The first of these stamps were issued in 1847 and actually printed on the island at the bequest of the Colonial Postmaster. Joseph Barnard had arrived on Mauritius years before as a stowaway and had a reputation as a  miniaturist and engraver – he would have the honour of making Mauritius’s first stamps: the One Penny Orange and Two Pence Blue. It is believed that the printing of these first stamps was rushed, in order to festoon the envelopes that accompanied invitations to Lady Gomm's ball at the Government House. 500 of each stamp were issued and of these 1000 stamps only 27 are known to have survived. The finest unused Two Pence Blue is in the Royal Collection, having been previously purchased by King George V who paid £1,400 for the privilege – the highest price ever paid for a stamp at the time.
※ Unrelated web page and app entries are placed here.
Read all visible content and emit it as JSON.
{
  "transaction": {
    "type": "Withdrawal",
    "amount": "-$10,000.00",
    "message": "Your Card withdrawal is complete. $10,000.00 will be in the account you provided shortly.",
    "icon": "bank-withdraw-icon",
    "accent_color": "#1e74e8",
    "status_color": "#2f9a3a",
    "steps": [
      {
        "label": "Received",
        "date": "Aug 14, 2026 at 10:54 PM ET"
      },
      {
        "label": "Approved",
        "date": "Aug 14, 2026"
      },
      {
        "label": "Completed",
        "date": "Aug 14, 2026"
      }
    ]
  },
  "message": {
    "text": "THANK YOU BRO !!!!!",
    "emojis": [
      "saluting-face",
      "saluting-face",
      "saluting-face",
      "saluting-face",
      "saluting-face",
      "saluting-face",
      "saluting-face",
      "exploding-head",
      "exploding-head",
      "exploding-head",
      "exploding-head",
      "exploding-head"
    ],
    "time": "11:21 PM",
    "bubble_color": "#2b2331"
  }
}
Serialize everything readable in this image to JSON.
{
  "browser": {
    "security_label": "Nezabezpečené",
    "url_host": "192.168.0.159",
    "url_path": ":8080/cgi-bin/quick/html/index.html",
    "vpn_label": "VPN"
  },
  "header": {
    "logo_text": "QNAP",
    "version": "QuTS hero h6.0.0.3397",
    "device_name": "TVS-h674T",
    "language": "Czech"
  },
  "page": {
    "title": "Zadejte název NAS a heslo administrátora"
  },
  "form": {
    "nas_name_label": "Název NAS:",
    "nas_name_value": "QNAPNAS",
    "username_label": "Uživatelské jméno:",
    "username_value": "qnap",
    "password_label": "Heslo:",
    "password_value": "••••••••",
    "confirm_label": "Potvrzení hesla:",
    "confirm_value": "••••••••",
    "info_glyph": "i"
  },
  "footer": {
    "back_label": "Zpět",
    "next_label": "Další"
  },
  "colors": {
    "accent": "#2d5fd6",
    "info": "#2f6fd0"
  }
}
Barnard used the well-known image of the young Queen produced by William Wyon for the City of London Medallion – and oddly, the inscription ‘Post Office’ appeared on the first stamps. A year later, in 1848, a new design engraved by Barnard featured ‘Post Paid’ instead. Due to Barnard’s peculiar and somewhat limited printing methods, over the next twelve-years until 1859, Mauritius produced some of the most interesting and recognisable stamps of the British Empire with collectors later identifying hallmarks of Barnard’s rapidly declining plates, such as sharp engraving lines to indiscernible inscriptions.

Jules Lapriot, described as a thespian and part-time engraver, was parachuted in to produce a new plate. The resulting stamps were so bad, however, that one Mauritius resident described it as 'the greatest libel on Queen Victoria ever perpetrated on a postage stamp'. These stamps became known as ‘Libel Labels’. The next year, a new, more sophisticated issue arrived from the printers De La Rue of England, ending a unique period known as ‘primitive philately.’

With the arrival of more professional plates the 20th century saw professional designs paying homage to the colonial past; and from the 1950s onwards pictorials took up the mantel as the island started its forays into the tourism state it is heralded as today.